_Aim of the task:_ Where the string "System" occurs in a line of the data below, that line should be copied.

Saved data entries:
- Opening Delimiter -

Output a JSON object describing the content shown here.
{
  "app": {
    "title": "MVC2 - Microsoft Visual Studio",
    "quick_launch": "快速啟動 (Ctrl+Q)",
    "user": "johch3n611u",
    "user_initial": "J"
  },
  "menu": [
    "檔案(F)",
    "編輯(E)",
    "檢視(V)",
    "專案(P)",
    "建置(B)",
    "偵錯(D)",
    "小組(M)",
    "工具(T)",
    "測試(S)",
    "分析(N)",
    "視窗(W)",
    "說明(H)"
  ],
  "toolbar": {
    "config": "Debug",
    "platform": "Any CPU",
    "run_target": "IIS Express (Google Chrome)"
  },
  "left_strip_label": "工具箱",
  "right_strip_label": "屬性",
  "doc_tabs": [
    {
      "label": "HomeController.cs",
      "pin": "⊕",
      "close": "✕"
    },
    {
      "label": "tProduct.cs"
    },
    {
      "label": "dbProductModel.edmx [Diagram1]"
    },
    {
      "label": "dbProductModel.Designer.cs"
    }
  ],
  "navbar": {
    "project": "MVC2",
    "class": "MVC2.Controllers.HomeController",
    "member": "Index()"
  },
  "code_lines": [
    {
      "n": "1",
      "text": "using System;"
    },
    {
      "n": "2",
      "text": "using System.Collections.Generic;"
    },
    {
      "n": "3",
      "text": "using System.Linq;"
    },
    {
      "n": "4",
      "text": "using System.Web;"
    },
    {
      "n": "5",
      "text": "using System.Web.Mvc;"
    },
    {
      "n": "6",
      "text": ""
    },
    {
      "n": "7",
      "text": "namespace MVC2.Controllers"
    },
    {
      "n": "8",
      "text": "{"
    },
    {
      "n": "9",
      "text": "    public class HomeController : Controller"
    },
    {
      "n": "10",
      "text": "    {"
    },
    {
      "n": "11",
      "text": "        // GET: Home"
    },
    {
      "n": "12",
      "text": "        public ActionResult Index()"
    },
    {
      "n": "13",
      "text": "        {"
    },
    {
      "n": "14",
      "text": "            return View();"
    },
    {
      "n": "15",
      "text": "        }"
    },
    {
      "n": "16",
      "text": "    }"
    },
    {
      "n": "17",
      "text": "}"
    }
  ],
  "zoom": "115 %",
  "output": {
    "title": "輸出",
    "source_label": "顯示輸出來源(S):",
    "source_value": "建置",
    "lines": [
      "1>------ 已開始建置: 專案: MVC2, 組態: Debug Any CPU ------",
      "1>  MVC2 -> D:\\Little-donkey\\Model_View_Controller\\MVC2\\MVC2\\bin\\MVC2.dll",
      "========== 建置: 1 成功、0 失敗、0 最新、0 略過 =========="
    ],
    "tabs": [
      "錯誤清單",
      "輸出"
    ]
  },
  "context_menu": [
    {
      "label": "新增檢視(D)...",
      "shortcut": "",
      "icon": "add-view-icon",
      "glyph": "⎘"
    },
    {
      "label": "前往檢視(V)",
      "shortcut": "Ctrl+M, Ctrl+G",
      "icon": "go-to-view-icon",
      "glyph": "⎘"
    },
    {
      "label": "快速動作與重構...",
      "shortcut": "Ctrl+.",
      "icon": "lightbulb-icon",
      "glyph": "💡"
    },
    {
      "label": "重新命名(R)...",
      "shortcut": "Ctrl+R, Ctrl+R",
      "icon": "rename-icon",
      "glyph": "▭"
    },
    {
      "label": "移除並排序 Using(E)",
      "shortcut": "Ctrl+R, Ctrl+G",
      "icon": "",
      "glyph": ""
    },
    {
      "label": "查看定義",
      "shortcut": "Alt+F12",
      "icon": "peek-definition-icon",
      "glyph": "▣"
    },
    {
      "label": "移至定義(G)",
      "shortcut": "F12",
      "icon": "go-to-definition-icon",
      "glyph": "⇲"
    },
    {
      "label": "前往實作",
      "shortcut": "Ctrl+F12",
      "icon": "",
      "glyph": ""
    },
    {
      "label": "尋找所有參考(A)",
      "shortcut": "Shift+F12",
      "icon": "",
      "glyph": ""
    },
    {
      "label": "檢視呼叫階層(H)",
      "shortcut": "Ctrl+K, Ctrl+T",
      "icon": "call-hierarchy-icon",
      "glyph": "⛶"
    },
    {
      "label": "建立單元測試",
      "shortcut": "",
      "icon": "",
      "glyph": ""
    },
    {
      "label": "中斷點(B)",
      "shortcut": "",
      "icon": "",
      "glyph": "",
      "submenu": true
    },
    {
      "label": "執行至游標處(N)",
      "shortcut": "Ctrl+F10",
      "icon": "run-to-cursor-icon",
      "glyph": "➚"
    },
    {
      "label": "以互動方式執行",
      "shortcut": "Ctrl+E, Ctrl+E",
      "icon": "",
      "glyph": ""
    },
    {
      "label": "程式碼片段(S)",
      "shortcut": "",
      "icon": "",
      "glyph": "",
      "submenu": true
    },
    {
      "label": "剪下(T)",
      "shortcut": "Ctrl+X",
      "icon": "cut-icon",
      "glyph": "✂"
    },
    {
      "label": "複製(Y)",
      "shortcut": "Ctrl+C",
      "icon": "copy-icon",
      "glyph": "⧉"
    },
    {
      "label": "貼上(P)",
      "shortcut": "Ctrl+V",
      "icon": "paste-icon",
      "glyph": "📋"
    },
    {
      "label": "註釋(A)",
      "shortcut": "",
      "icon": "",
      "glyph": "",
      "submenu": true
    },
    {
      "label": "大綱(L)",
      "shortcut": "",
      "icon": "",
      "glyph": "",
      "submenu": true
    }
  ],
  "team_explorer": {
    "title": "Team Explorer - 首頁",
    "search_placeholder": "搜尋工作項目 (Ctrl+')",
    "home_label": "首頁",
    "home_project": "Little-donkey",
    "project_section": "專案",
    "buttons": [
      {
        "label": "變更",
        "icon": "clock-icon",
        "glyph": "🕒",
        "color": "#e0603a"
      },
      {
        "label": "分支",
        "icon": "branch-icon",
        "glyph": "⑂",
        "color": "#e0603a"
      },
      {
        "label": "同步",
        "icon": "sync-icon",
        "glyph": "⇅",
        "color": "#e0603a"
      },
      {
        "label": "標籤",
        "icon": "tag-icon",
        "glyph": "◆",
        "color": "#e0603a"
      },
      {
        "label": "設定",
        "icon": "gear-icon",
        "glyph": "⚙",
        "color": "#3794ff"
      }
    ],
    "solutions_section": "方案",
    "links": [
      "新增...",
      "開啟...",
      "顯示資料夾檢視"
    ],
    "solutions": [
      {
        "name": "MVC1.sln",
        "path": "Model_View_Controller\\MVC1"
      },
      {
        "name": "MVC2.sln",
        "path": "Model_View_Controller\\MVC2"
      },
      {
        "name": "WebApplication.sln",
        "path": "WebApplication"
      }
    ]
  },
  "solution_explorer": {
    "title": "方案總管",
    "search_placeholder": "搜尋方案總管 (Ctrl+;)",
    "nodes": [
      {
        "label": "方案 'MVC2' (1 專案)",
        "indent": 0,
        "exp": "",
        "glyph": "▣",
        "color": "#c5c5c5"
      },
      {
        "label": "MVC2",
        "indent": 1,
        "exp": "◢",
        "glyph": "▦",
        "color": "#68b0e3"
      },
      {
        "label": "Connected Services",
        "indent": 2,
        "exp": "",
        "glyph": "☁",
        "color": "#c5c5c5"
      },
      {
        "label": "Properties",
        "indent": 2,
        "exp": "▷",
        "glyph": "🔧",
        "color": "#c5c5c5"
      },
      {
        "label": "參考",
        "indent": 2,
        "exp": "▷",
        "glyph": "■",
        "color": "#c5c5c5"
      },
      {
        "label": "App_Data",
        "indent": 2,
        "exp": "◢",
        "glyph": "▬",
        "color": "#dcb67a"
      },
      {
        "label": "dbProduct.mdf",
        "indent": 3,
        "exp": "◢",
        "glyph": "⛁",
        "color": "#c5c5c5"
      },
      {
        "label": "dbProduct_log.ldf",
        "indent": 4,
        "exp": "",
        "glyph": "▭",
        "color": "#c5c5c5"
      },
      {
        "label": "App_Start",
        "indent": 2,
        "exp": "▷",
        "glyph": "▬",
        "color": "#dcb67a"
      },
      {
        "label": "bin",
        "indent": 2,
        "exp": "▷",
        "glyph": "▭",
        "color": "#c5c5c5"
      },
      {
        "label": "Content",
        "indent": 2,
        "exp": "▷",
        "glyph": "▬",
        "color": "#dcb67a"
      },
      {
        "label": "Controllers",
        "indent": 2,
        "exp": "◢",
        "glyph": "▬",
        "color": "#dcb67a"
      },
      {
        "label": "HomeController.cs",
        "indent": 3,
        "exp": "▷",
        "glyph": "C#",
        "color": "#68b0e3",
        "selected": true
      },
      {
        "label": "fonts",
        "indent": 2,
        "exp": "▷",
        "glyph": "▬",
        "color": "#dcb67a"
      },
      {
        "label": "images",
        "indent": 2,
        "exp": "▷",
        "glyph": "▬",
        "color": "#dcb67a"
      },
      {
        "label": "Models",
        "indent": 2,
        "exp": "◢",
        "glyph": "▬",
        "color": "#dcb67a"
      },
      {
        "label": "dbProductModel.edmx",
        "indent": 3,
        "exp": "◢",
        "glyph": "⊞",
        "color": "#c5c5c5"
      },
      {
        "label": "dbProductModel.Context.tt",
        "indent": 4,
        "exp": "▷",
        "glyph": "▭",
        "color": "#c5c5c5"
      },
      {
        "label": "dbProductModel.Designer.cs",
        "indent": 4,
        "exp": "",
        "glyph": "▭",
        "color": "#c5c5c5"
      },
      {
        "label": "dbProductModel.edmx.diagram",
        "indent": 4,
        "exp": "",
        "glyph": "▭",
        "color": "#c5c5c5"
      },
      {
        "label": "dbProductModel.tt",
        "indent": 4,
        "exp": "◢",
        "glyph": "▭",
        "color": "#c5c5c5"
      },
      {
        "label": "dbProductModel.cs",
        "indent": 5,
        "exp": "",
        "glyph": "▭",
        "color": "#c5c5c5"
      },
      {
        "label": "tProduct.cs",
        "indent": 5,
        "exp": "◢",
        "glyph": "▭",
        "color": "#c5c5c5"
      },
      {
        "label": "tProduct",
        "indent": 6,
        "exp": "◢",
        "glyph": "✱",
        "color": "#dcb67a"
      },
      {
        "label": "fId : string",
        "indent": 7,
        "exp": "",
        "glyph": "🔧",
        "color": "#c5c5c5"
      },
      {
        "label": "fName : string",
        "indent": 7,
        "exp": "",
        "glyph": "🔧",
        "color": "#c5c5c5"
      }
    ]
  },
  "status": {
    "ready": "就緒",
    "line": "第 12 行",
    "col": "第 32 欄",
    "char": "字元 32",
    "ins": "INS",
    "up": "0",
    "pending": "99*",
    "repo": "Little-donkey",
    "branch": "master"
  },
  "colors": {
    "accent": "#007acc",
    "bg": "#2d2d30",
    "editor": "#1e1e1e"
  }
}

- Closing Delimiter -

_Exercise answer:_
      "text": "using System;"
      "text": "using System.Collections.Generic;"
      "text": "using System.Linq;"
      "text": "using System.Web;"
      "text": "using System.Web.Mvc;"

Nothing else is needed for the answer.